Former Pakistan paceman Mohammad Amir on Thursday left for London where he is set to face a criminal trial for corruption charges over alleged spot fixing.
Amir, former captain Salman Butt, fellow fast bowler Mohammad Asif and their agent Mazher Majeed have been charged with conspiracy to cheat and conspiracy to obtain and accept corrupt payments.
The quartet were arrested after police inquiries following accusations in the News of the World newspaper that no-balls were deliberately bowled in the fourth Test match at London's Lord's Cricket Ground last August.
Friday's hearing at Southwark Crown Court, south London, is expected to be a procedural affair where the date for the trial proper will be set.
The three players face charges of conspiracy to cheat and conspiracy to obtain and accept corrupt payment - crimes punishable by two to seven years' imprisonment under English law.
The four accused appeared at a hearing in a London court on March 17, which granted them bail and ordered them to appear on May 20.
Amir said his visit had been delayed because of visa problems.
"Now I have sorted that out and am going to attend the hearing on Friday with a hope that this crisis is resolved soon," Amir told AFP.
Asif flew to London on Monday, while Butt said he was not required to attend the hearing.
"My lawyer will handle the hearing," Butt told AFP.
Asif also raised hopes of a quick resolution.
"I am going to London with a clear mind and that is to keep on fighting this case till my innocence is proven," Asif told reporters earlier this week.
A separate and independent International Cricket Council (ICC) anti-corruption tribunal has already banned the three players for a minimum of five years each.
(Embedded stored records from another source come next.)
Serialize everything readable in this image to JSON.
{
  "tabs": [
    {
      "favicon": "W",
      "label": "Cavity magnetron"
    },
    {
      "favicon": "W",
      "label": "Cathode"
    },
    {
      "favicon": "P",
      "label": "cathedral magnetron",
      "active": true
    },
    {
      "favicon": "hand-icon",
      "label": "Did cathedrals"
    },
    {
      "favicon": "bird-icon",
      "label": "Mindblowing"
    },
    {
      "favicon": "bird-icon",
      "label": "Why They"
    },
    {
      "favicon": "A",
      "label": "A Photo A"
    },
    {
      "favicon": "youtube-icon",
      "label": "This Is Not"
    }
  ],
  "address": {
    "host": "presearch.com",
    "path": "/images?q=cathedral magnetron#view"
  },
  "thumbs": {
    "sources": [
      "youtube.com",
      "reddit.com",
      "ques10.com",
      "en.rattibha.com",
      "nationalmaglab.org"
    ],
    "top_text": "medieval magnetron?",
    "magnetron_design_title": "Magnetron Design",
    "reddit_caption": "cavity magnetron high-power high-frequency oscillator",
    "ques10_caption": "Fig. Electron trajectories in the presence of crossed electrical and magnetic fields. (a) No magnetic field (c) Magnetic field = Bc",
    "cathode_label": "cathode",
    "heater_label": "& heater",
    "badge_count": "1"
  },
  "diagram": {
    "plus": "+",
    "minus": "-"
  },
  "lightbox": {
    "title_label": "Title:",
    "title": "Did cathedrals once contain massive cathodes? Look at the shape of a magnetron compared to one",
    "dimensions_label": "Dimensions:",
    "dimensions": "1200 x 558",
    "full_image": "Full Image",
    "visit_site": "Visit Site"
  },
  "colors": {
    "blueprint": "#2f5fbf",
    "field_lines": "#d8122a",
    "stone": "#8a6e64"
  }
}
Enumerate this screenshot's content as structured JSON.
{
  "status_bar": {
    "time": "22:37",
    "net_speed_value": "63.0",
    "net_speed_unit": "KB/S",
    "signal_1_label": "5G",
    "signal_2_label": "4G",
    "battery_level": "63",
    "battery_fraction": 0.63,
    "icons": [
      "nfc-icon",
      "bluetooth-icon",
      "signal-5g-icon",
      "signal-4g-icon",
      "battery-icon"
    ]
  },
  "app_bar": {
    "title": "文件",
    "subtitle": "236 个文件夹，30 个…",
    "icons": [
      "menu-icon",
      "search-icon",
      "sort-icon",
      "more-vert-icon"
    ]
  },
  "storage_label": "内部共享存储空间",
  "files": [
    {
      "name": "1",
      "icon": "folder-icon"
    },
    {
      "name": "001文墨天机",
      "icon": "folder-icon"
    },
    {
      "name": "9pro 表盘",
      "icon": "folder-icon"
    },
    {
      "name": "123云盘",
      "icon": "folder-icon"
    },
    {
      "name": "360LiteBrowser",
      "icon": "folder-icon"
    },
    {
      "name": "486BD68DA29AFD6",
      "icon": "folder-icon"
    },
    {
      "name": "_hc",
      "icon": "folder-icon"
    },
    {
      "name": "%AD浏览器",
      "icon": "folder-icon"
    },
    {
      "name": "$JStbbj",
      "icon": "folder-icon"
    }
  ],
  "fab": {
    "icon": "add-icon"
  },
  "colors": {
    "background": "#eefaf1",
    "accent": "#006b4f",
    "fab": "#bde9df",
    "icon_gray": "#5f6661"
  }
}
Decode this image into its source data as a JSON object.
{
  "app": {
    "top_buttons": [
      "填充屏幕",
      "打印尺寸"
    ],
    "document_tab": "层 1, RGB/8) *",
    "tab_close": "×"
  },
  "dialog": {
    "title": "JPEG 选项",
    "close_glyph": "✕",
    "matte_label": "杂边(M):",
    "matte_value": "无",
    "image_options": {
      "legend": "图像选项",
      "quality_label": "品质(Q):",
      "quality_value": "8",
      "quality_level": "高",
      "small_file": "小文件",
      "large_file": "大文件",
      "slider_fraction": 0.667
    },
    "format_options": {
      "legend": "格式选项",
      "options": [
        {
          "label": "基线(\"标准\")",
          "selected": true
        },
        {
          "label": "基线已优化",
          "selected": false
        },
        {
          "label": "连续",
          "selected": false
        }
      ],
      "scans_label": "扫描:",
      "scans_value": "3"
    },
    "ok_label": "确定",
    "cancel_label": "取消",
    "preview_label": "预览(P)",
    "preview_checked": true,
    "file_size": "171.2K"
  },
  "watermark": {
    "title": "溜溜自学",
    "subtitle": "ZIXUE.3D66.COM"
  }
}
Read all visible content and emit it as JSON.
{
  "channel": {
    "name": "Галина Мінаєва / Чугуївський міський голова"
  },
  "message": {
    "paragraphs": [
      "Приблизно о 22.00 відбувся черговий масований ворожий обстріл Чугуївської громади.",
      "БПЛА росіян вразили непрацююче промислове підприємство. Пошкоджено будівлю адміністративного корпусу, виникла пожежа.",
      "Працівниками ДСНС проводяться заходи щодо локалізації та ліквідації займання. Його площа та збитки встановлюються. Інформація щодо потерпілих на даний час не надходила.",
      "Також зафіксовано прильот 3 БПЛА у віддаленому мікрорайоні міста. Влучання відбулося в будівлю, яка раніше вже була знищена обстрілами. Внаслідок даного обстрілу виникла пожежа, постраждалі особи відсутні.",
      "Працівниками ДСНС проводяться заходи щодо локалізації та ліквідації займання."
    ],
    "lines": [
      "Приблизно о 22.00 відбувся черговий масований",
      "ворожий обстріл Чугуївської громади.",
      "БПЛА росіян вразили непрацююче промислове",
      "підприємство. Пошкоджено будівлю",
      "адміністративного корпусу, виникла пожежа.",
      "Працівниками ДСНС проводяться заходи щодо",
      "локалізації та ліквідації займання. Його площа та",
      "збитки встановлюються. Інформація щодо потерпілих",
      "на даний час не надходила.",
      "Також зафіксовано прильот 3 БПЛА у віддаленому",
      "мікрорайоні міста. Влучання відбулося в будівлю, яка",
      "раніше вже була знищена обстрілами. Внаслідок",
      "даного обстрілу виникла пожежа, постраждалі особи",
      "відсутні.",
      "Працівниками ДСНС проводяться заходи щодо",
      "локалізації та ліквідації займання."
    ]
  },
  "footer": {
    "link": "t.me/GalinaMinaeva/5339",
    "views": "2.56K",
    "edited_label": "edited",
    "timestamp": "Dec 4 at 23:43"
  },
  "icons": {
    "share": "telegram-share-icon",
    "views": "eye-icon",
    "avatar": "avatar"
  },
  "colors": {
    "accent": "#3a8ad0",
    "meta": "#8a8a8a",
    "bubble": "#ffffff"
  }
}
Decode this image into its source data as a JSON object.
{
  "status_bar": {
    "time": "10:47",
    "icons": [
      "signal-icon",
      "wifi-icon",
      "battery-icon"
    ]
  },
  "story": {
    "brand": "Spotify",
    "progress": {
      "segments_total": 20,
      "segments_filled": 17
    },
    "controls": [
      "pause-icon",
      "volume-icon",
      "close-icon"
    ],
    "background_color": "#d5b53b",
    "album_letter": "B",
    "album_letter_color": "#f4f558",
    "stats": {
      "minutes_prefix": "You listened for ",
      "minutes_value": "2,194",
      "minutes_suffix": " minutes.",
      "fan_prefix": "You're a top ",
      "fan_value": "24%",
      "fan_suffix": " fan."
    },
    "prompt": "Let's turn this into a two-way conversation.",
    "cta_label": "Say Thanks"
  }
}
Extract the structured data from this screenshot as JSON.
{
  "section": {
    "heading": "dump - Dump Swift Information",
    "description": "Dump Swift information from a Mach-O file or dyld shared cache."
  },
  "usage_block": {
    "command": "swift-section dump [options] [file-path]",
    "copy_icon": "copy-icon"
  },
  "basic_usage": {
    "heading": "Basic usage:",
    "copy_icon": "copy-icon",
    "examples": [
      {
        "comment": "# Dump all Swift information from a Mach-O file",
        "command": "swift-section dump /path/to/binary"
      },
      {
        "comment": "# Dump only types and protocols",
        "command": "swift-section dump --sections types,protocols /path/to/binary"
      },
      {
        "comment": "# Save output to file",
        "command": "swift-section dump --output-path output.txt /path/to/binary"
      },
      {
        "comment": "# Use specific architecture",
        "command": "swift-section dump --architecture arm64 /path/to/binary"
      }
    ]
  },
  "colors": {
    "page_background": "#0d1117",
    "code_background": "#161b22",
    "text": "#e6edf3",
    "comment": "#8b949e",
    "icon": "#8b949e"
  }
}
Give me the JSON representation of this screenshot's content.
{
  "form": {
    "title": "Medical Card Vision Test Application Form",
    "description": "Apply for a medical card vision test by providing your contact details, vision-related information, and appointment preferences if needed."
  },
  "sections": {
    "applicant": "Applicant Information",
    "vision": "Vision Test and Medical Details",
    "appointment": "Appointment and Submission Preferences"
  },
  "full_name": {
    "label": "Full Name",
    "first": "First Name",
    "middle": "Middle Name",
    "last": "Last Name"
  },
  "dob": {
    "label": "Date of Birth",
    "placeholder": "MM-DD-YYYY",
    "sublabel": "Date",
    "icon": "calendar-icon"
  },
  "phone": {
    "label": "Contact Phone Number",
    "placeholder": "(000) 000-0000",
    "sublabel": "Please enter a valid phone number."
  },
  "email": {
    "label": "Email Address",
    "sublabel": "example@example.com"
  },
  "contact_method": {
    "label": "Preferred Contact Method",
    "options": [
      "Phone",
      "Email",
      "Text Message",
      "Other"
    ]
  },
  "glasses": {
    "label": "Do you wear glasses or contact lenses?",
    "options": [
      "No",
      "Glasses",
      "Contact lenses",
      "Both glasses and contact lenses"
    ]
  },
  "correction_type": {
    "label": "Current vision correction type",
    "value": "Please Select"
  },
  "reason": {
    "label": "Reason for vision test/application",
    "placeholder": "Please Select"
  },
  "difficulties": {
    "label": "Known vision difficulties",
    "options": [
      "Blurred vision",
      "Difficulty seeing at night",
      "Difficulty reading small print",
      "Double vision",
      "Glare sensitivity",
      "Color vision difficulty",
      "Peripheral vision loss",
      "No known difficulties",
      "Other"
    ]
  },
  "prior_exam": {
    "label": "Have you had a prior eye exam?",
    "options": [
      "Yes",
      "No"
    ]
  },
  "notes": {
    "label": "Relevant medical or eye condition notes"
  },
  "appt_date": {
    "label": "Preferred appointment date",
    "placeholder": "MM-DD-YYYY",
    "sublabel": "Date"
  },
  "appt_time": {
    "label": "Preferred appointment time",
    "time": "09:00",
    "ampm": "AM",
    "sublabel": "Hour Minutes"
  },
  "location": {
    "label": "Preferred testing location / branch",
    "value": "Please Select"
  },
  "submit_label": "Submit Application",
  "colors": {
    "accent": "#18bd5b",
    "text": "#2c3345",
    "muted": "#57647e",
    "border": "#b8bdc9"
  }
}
All three have, however, filed appeals against their bans at the Court of Arbitration for Sport (CAS) in Lausanne, Switzerland.